- Stored data -
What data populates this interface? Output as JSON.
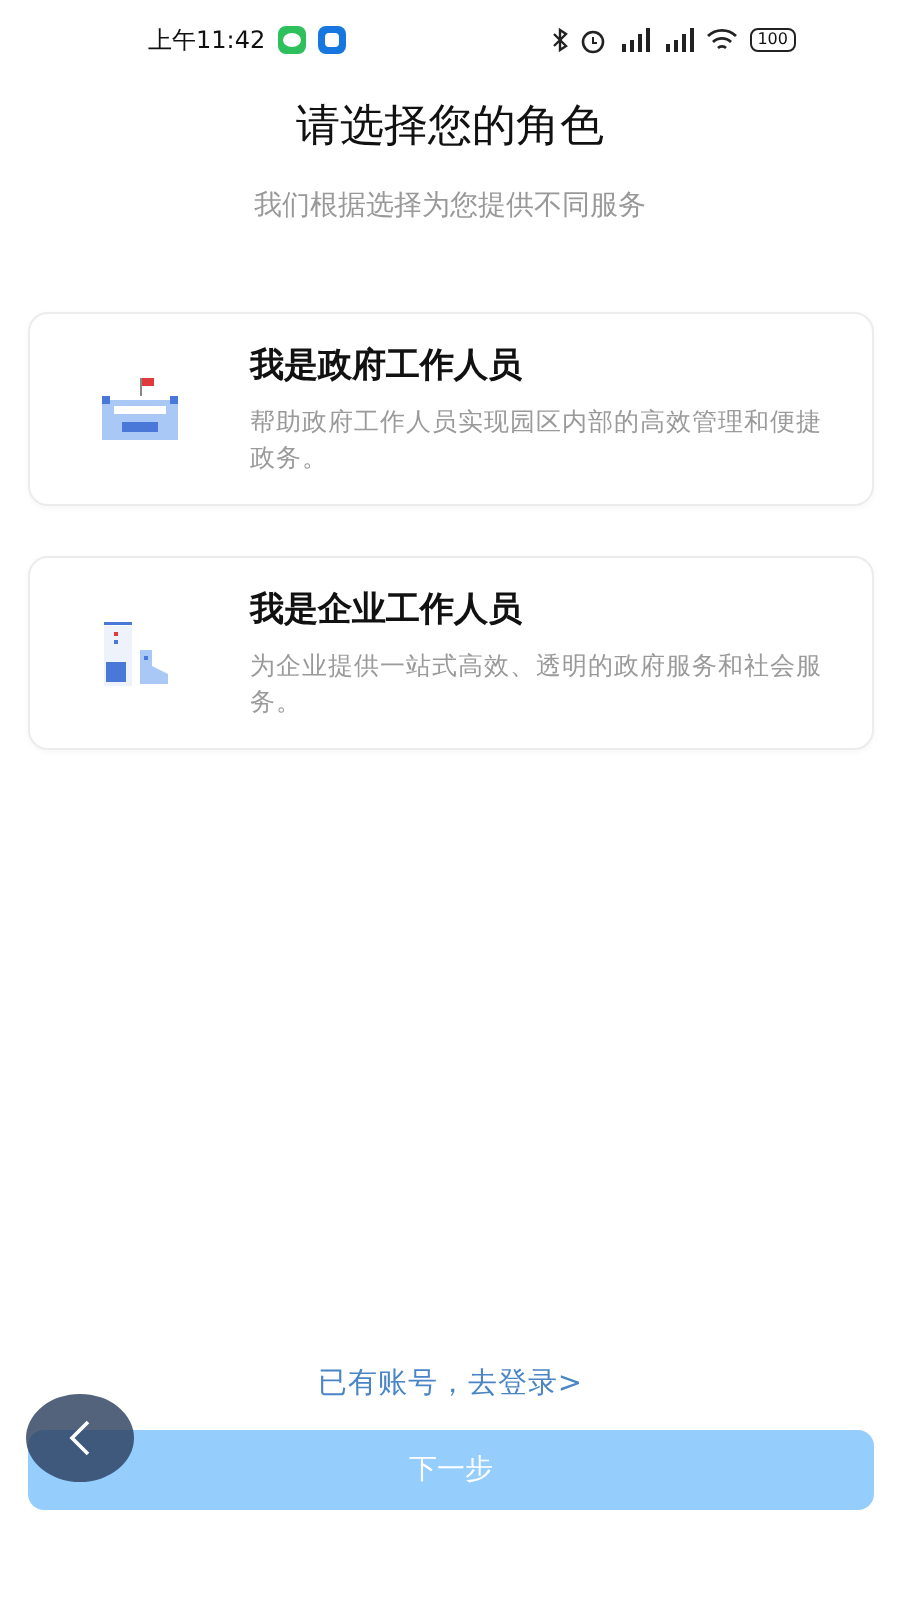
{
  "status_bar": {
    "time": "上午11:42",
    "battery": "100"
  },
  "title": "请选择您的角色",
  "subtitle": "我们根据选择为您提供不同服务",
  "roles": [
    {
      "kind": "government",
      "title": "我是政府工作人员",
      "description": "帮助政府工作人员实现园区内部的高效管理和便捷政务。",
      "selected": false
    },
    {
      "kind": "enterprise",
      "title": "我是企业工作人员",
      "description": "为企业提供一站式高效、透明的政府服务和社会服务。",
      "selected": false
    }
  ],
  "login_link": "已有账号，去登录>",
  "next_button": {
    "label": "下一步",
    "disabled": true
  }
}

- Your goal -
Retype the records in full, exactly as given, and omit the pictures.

- Answer section -
What data populates this interface? Output as JSON.
{
  "status_bar": {
    "time": "上午11:42",
    "battery": "100"
  },
  "title": "请选择您的角色",
  "subtitle": "我们根据选择为您提供不同服务",
  "roles": [
    {
      "kind": "government",
      "title": "我是政府工作人员",
      "description": "帮助政府工作人员实现园区内部的高效管理和便捷政务。",
      "selected": false
    },
    {
      "kind": "enterprise",
      "title": "我是企业工作人员",
      "description": "为企业提供一站式高效、透明的政府服务和社会服务。",
      "selected": false
    }
  ],
  "login_link": "已有账号，去登录>",
  "next_button": {
    "label": "下一步",
    "disabled": true
  }
}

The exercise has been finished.